§ **What you have to do**: Lines in the records below that contain the word "this" must each be copied.

***** Input records

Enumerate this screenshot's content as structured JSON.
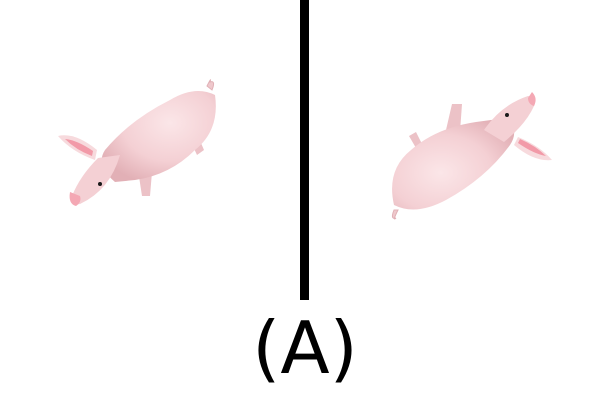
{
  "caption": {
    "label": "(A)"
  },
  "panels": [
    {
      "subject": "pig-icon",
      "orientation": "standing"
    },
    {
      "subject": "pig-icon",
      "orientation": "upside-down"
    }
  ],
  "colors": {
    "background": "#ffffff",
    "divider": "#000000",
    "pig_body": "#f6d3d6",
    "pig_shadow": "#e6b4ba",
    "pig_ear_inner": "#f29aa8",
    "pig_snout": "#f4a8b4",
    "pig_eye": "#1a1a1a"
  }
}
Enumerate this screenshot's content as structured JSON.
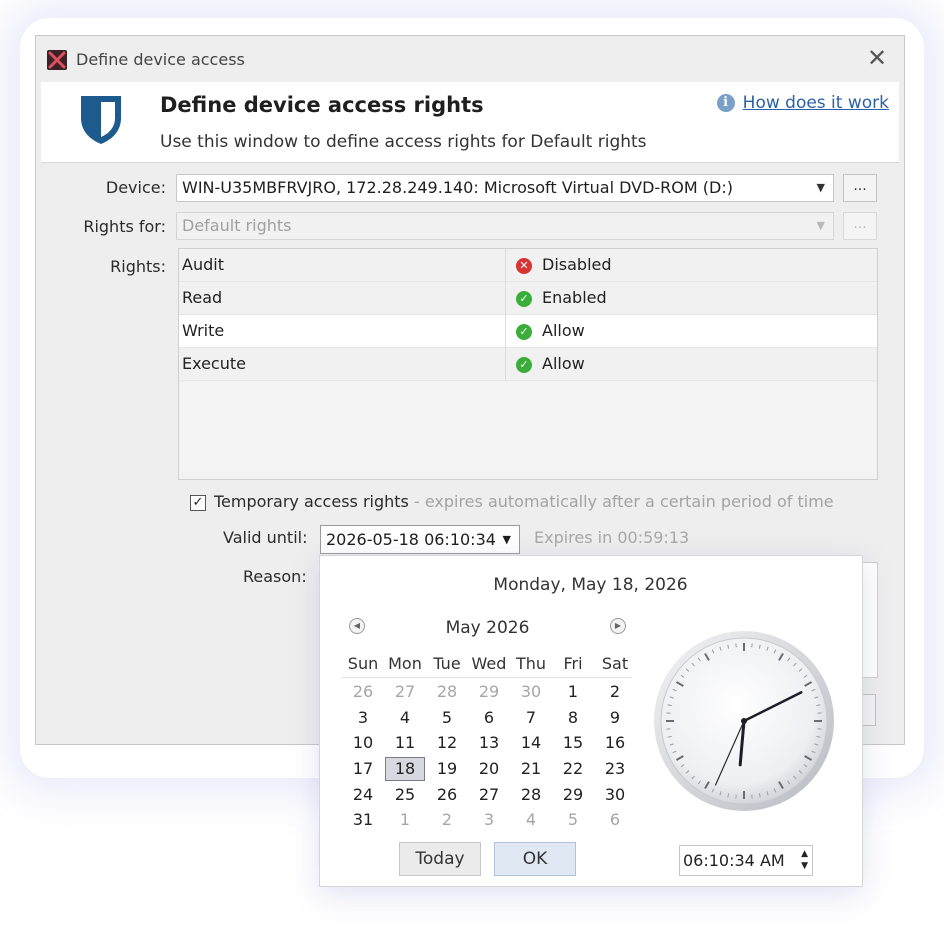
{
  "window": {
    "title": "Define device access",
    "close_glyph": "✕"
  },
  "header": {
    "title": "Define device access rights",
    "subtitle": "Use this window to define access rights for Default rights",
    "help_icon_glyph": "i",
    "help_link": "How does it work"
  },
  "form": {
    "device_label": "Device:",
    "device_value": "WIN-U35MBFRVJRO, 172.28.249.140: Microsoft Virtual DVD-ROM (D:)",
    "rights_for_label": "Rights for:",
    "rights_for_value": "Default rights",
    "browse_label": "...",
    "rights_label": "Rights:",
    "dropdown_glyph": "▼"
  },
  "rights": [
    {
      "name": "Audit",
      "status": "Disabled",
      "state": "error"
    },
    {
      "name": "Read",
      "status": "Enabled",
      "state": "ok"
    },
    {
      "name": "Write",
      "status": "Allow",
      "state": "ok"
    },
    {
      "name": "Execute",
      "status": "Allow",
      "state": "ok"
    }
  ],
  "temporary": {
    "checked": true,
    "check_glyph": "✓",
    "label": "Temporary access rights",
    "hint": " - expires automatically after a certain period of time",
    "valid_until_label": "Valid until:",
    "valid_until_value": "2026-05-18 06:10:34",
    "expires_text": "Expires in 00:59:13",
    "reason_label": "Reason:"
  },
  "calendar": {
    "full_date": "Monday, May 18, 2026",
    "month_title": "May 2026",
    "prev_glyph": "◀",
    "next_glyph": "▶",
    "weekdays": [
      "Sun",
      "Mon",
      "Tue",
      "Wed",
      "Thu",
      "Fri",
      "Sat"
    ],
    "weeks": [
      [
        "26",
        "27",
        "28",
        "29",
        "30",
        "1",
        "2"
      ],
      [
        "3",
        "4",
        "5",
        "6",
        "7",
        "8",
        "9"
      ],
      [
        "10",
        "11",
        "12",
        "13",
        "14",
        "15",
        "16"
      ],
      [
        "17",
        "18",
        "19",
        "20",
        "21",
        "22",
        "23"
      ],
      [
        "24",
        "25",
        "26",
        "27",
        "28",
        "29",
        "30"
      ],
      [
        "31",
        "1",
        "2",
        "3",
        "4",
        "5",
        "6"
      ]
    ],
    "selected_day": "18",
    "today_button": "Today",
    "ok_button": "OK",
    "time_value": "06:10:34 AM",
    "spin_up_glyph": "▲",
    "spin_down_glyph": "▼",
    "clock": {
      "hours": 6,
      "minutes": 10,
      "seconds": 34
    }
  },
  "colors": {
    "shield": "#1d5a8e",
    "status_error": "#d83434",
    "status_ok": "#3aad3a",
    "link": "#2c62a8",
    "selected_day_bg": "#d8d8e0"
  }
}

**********
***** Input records

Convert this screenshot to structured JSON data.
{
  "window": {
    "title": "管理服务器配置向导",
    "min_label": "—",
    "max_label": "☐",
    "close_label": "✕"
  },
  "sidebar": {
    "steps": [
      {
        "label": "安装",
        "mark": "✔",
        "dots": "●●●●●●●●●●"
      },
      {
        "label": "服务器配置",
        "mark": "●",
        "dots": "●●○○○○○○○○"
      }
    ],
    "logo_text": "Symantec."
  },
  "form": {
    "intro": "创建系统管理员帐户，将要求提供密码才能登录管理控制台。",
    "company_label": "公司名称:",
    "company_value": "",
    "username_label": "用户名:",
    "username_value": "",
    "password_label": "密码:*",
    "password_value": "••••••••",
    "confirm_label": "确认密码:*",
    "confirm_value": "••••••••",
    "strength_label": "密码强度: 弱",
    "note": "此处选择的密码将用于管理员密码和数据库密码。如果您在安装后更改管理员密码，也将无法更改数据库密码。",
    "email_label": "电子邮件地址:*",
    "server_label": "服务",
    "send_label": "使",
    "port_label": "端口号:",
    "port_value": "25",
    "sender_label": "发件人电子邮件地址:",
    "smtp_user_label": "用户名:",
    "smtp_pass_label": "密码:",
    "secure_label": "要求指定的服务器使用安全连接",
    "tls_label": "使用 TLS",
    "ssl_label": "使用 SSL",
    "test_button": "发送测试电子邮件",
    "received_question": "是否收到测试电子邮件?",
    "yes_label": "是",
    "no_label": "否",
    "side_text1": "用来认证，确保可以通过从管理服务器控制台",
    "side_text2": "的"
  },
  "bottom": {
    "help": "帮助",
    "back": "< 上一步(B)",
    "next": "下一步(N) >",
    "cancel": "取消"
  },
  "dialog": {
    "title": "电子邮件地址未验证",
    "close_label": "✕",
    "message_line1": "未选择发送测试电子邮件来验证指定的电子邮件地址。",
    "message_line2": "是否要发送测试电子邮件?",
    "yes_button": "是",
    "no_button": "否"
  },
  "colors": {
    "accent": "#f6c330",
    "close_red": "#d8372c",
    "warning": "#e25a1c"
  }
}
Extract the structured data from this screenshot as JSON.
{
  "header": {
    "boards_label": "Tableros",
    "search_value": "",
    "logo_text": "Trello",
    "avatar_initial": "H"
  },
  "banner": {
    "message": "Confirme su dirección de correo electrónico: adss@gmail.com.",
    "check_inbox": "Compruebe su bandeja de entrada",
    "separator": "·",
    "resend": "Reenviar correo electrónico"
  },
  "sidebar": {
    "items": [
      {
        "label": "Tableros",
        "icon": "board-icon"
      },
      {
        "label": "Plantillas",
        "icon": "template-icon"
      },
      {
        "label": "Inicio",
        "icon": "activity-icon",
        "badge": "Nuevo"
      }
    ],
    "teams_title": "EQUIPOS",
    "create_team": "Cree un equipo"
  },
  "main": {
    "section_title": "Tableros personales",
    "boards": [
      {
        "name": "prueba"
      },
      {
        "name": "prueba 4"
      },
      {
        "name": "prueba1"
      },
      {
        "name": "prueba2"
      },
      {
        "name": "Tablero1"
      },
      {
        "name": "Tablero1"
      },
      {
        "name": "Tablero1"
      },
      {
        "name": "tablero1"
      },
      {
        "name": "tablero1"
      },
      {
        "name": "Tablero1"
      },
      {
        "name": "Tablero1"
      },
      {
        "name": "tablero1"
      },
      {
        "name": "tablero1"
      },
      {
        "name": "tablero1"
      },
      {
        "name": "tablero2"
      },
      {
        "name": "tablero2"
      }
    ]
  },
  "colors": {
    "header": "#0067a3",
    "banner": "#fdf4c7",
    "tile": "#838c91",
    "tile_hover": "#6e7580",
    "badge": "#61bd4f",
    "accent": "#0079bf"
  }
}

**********

§ **Answer section**:
Enumerate this screenshot's content as structured JSON.
Enumerate this screenshot's content as structured JSON.
    "subtitle": "Use this window to define access rights for Default rights",
Convert this screenshot to structured JSON data.
Extract the structured data from this screenshot as JSON.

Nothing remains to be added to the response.